● Directions for this task
Say how many lines of the data contain "value", and nothing more.

● Dataset entries
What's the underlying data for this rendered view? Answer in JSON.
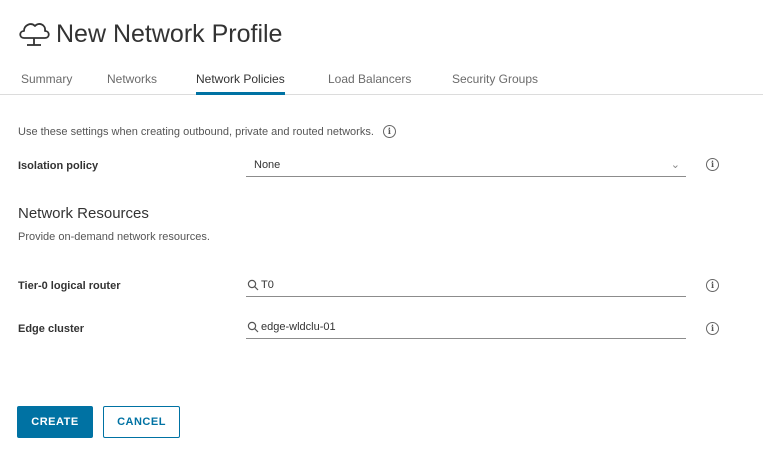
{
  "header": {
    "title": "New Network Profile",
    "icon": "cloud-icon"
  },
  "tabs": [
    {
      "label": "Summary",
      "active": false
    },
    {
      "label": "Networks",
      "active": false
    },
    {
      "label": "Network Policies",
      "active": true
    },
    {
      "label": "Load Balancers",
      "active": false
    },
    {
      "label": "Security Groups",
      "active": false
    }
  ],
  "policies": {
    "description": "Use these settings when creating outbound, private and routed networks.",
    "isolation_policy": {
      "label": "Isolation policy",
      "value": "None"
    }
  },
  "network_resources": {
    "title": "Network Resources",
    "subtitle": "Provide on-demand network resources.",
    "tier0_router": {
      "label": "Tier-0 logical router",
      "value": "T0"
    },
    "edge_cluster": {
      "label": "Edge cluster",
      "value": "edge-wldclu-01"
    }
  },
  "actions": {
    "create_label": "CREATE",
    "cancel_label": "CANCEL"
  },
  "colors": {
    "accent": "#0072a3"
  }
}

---

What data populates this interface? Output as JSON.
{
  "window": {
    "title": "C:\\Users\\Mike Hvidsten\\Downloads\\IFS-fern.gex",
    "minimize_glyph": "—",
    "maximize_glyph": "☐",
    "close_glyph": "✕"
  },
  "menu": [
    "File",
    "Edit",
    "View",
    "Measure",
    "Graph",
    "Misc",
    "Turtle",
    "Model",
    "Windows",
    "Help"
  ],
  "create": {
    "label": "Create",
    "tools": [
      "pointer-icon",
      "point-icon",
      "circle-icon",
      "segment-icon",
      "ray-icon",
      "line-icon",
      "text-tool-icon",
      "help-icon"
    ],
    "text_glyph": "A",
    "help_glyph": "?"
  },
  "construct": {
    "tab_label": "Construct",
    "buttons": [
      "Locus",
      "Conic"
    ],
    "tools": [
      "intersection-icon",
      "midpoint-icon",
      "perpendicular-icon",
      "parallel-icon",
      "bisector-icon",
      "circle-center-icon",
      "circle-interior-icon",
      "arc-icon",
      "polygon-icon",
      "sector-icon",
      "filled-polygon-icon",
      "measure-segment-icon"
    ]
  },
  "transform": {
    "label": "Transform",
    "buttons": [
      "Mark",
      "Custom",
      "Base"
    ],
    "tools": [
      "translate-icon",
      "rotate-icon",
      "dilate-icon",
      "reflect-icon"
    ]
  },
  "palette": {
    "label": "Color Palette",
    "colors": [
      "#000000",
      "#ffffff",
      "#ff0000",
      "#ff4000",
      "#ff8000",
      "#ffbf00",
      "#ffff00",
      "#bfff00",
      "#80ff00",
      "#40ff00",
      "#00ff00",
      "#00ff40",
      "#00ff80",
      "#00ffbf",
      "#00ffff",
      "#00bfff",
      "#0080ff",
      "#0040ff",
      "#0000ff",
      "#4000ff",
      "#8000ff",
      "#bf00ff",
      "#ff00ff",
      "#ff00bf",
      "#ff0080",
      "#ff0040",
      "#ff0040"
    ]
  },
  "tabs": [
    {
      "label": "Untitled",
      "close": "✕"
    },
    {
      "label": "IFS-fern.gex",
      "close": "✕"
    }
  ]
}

● Task solution
3